As a matter of economy, the larger sizes of reamers are sometimes made in the form of shell reamers, as shown in Figs. 67 and 68. As several reamers may be used on the same arbor, there is a considerable saving in cost of material.
Size or Hole (in).
Fig. 66. Form of Cut Made by Circular Saw.
Fig. 66. Form of Cut Made by Hand Saw.
Table III gives the size and length of shell reamers from 1 inch to 3 inches in diameter, together with the size of holes, and width and depth of tongue slot.
After drilling a hole 1/15 inch smaller than finish size, the blank should be placed on a mandrel, and a heavy chip taken to remove all the original surface. The drill is annealed, and then placed in a chuck on the lathe and the hole bored .006-inch smaller than finish size. After being put on a mandrel, the ends should be faced to length and the outside diameter turned, leaving .010 to .015 inch on the cutting part for grinding. The balance of the reamer should be turned to size. If it is to be a rose reamer, the edge should be chamfered the proper amount.
The reamer should be held in a chuck on the spiral head spindle in the milling machine, and the tongue slot cut.
Fig. 67. Plain Shell Reamer.
Courtesy of Brown. and Sharpe Manufacturing Company, Providence, Rhode Island.
Fig. 68. Rose Shell Reamer.
Courtesy of Brown and Sharpe Manufacturing Company, Providence, Rhode Island.
In order to get the slot central with the outside of the reamer, a cutter somewhat narrower than the desired slot should be used, which should be set as centrally as possible by measurement, a cut taken, the spiral head turned one-half way round, and another cut taken; the width of the slot should be measured, and the saddle of the machine moved by means of the graduated adjusting screw one-half the amount necessary to make the slot of the right width.
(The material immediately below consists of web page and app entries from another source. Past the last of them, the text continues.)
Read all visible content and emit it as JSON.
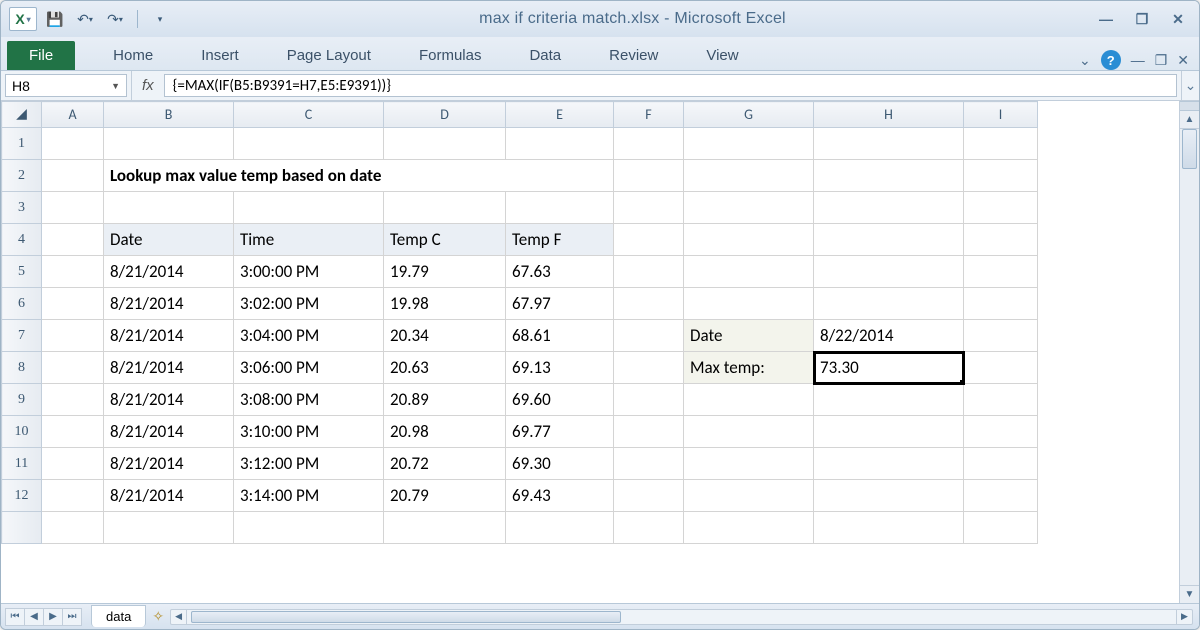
{
  "title": "max if criteria match.xlsx - Microsoft Excel",
  "namebox": "H8",
  "formula": "{=MAX(IF(B5:B9391=H7,E5:E9391))}",
  "tabs": {
    "file": "File",
    "home": "Home",
    "insert": "Insert",
    "page_layout": "Page Layout",
    "formulas": "Formulas",
    "data": "Data",
    "review": "Review",
    "view": "View"
  },
  "columns": [
    "A",
    "B",
    "C",
    "D",
    "E",
    "F",
    "G",
    "H",
    "I"
  ],
  "active_col": "H",
  "active_row": 8,
  "heading": "Lookup max value temp based on date",
  "table": {
    "headers": {
      "b": "Date",
      "c": "Time",
      "d": "Temp C",
      "e": "Temp F"
    },
    "rows": [
      {
        "r": 5,
        "b": "8/21/2014",
        "c": "3:00:00 PM",
        "d": "19.79",
        "e": "67.63"
      },
      {
        "r": 6,
        "b": "8/21/2014",
        "c": "3:02:00 PM",
        "d": "19.98",
        "e": "67.97"
      },
      {
        "r": 7,
        "b": "8/21/2014",
        "c": "3:04:00 PM",
        "d": "20.34",
        "e": "68.61"
      },
      {
        "r": 8,
        "b": "8/21/2014",
        "c": "3:06:00 PM",
        "d": "20.63",
        "e": "69.13"
      },
      {
        "r": 9,
        "b": "8/21/2014",
        "c": "3:08:00 PM",
        "d": "20.89",
        "e": "69.60"
      },
      {
        "r": 10,
        "b": "8/21/2014",
        "c": "3:10:00 PM",
        "d": "20.98",
        "e": "69.77"
      },
      {
        "r": 11,
        "b": "8/21/2014",
        "c": "3:12:00 PM",
        "d": "20.72",
        "e": "69.30"
      },
      {
        "r": 12,
        "b": "8/21/2014",
        "c": "3:14:00 PM",
        "d": "20.79",
        "e": "69.43"
      }
    ]
  },
  "lookup": {
    "date_label": "Date",
    "date_value": "8/22/2014",
    "max_label": "Max temp:",
    "max_value": "73.30"
  },
  "sheet_tab": "data"
}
The reamer may be placed on a mandrel, between centers on the milling machine, and the flutes cut.
The reamer should be heated for hardening in some receptacle, in order that the fire may not come in direct contact with it. When it reaches a low uniform red heat, it may be placed on a wire hook, plunged into the bath and worked up and down rapidly until all trace of red has disappeared, and should be left in the bath until cold. When cold, it may be heated to prevent cracking from internal strains. If it is to be a rose reamer, it may be left dead hard; if it is to be a fluted reamer, the temper should be drawn to a straw color. The hole should be ground to fit the shank on which it is to be used, or to fit a plug gage, if there is one for the purpose. The reamer may then be placed on a mandrel and ground according to the general directions given for grinding reamers.
The holes in shell reamers are sometimes made tapering - the end of the arbor being made of a corresponding taper - to avoid the necessity of grinding the holes, as any slight change in the size, resulting from hardening, would be compensated for by the taper hole.
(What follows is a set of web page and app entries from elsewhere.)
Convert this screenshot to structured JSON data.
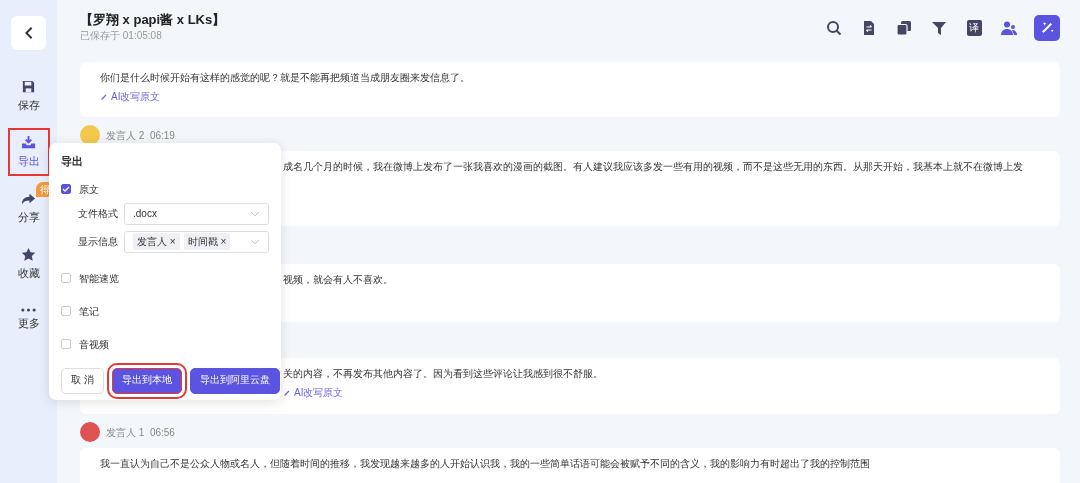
{
  "sidebar": {
    "items": [
      {
        "label": "保存",
        "selected": false,
        "highlighted": false
      },
      {
        "label": "导出",
        "selected": true,
        "highlighted": true
      },
      {
        "label": "分享",
        "selected": false,
        "highlighted": false,
        "badge": "得"
      },
      {
        "label": "收藏",
        "selected": false,
        "highlighted": false
      },
      {
        "label": "更多",
        "selected": false,
        "highlighted": false
      }
    ]
  },
  "header": {
    "title": "【罗翔 x papi酱 x LKs】",
    "saved": "已保存于 01:05:08",
    "tools": [
      {
        "kind": "icon"
      },
      {
        "kind": "icon"
      },
      {
        "kind": "icon"
      },
      {
        "kind": "icon"
      },
      {
        "kind": "text",
        "text": "译"
      },
      {
        "kind": "icon"
      },
      {
        "kind": "icon"
      }
    ]
  },
  "segments": [
    {
      "text": "你们是什么时候开始有这样的感觉的呢？就是不能再把频道当成朋友圈来发信息了。",
      "ai_link": "AI改写原文"
    },
    {
      "speaker": "发言人 2",
      "time": "06:19",
      "color": "#f2c94c",
      "text": "成名几个月的时候，我在微博上发布了一张我喜欢的漫画的截图。有人建议我应该多发一些有用的视频，而不是这些无用的东西。从那天开始，我基本上就不在微博上发"
    },
    {
      "text": "视频，就会有人不喜欢。"
    },
    {
      "text": "关的内容，不再发布其他内容了。因为看到这些评论让我感到很不舒服。",
      "ai_link": "AI改写原文"
    },
    {
      "speaker": "发言人 1",
      "time": "06:56",
      "color": "#e05252",
      "text": "我一直认为自己不是公众人物或名人，但随着时间的推移，我发现越来越多的人开始认识我，我的一些简单话语可能会被赋予不同的含义，我的影响力有时超出了我的控制范围"
    }
  ],
  "export_dialog": {
    "title": "导出",
    "options": [
      {
        "kind": "format",
        "label": "原文",
        "checked": true,
        "fields": [
          {
            "label": "文件格式",
            "value": ".docx"
          },
          {
            "label": "显示信息",
            "tags": [
              {
                "label": "发言人",
                "remove": "×"
              },
              {
                "label": "时间戳",
                "remove": "×"
              }
            ]
          }
        ]
      },
      {
        "kind": "plain",
        "label": "智能速览",
        "checked": false
      },
      {
        "kind": "plain",
        "label": "笔记",
        "checked": false
      },
      {
        "kind": "plain",
        "label": "音视频",
        "checked": false
      }
    ],
    "buttons": [
      {
        "label": "取 消",
        "primary": false,
        "highlighted": false
      },
      {
        "label": "导出到本地",
        "primary": true,
        "highlighted": true
      },
      {
        "label": "导出到阿里云盘",
        "primary": true,
        "highlighted": false
      }
    ]
  }
}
These are made as shown in Fig. 69. The shank B and the end A to receive the reamer, are made in one piece. The collar C having two tongues to engage in the slots in the reamer, is made of tool steel; the hole is made of a size that allows it to slide over A. When in position, a hole is drilled through both collar and arbor and the pin D driven in.
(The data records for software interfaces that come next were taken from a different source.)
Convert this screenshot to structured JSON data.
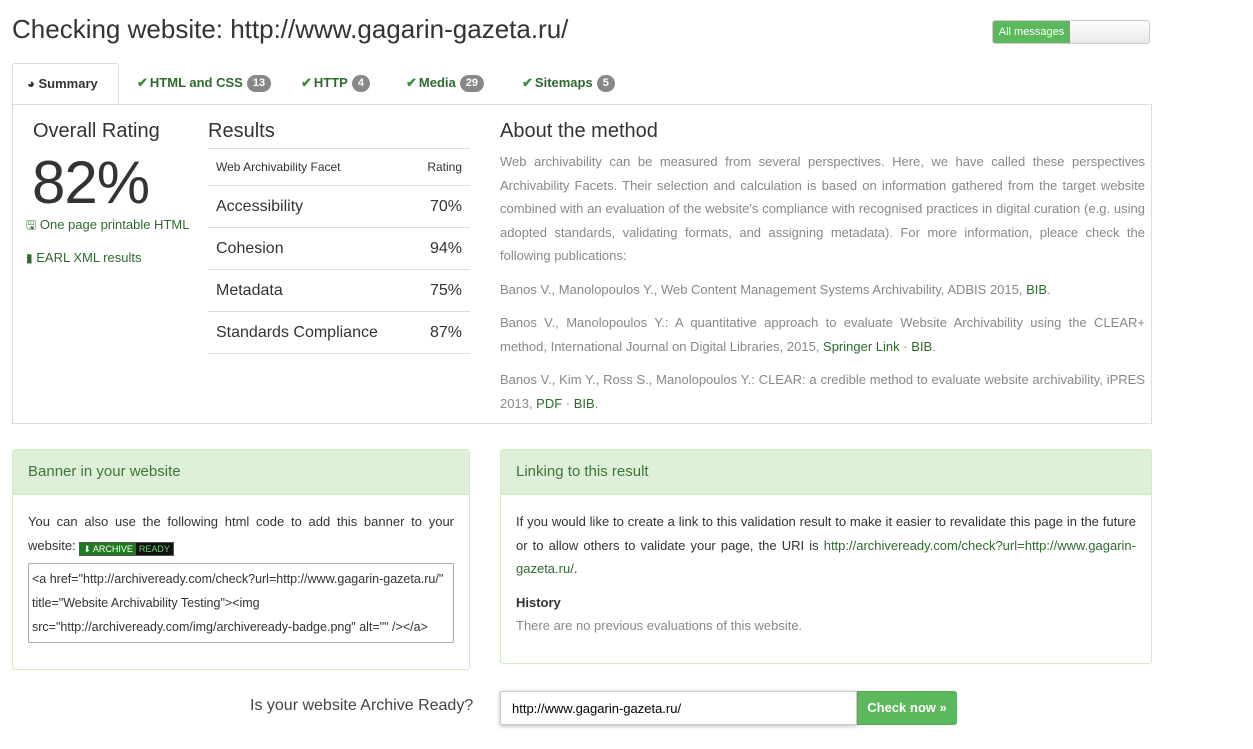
{
  "page_title": "Checking website: http://www.gagarin-gazeta.ru/",
  "toggle": {
    "label": "All messages"
  },
  "tabs": [
    {
      "icon": "dashboard-icon",
      "label": "Summary"
    },
    {
      "label": "HTML and CSS",
      "count": "13"
    },
    {
      "label": "HTTP",
      "count": "4"
    },
    {
      "label": "Media",
      "count": "29"
    },
    {
      "label": "Sitemaps",
      "count": "5"
    }
  ],
  "summary": {
    "overall_title": "Overall Rating",
    "overall_value": "82%",
    "links": {
      "printable": "One page printable HTML",
      "earl": "EARL XML results"
    },
    "results_title": "Results",
    "table": {
      "col_facet": "Web Archivability Facet",
      "col_rating": "Rating",
      "rows": [
        {
          "facet": "Accessibility",
          "rating": "70%"
        },
        {
          "facet": "Cohesion",
          "rating": "94%"
        },
        {
          "facet": "Metadata",
          "rating": "75%"
        },
        {
          "facet": "Standards Compliance",
          "rating": "87%"
        }
      ]
    },
    "about": {
      "title": "About the method",
      "intro": "Web archivability can be measured from several perspectives. Here, we have called these perspectives Archivability Facets. Their selection and calculation is based on information gathered from the target website combined with an evaluation of the website's compliance with recognised practices in digital curation (e.g. using adopted standards, validating formats, and assigning metadata). For more information, pleace check the following publications:",
      "ref1": "Banos V., Manolopoulos Y., Web Content Management Systems Archivability, ADBIS 2015, ",
      "ref1_bib": "BIB",
      "ref2": "Banos V., Manolopoulos Y.: A quantitative approach to evaluate Website Archivability using the CLEAR+ method, International Journal on Digital Libraries, 2015, ",
      "ref2_link": "Springer Link",
      "ref2_bib": "BIB",
      "ref3": "Banos V., Kim Y., Ross S., Manolopoulos Y.: CLEAR: a credible method to evaluate website archivability, iPRES 2013, ",
      "ref3_pdf": "PDF",
      "ref3_bib": "BIB",
      "sep": " · ",
      "dot": "."
    }
  },
  "banner": {
    "title": "Banner in your website",
    "text": "You can also use the following html code to add this banner to your website:",
    "badge_a": "ARCHIVE",
    "badge_b": "READY",
    "code": "<a href=\"http://archiveready.com/check?url=http://www.gagarin-gazeta.ru/\" title=\"Website Archivability Testing\"><img src=\"http://archiveready.com/img/archiveready-badge.png\" alt=\"\" /></a>"
  },
  "linking": {
    "title": "Linking to this result",
    "text": "If you would like to create a link to this validation result to make it easier to revalidate this page in the future or to allow others to validate your page, the URI is ",
    "uri": "http://archiveready.com/check?url=http://www.gagarin-gazeta.ru/",
    "history_title": "History",
    "history_text": "There are no previous evaluations of this website."
  },
  "footer": {
    "question": "Is your website Archive Ready?",
    "url_value": "http://www.gagarin-gazeta.ru/",
    "button": "Check now"
  },
  "colors": {
    "accent": "#5cb85c",
    "link": "#2e6a2e",
    "panel_head": "#dff0d8"
  }
}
When making the collar, the hole is drilled and reamed; the collar is placed on a mandrel, the ends faced to length, and the collar turned to proper diameter. It is then removed from the mandrel, and the tongues are milled. While this is being done, the collar is held in the chuck on the spindle of the spiral head, and a side milling cutter is used. One side is milled, the spiral-head spindle turned one-half revolution, and the opposite side milled; the thickness is measured, and the saddle moved enough to bring the tongues to the required thickness, when the finish cut is taken on each side. After putting on the arbor and drilling the pinhole, the collar is removed and spring-tempered. It may now be placed on the arbor, and the pin driven in place.
Fig. 69. Typical Arbor for Shell Reamers.
When the shell reamer is made with a taper hole, the arbor is made with the end A of a corresponding taper. Otherwise the construction would be the same as for shell reamers having straight holes.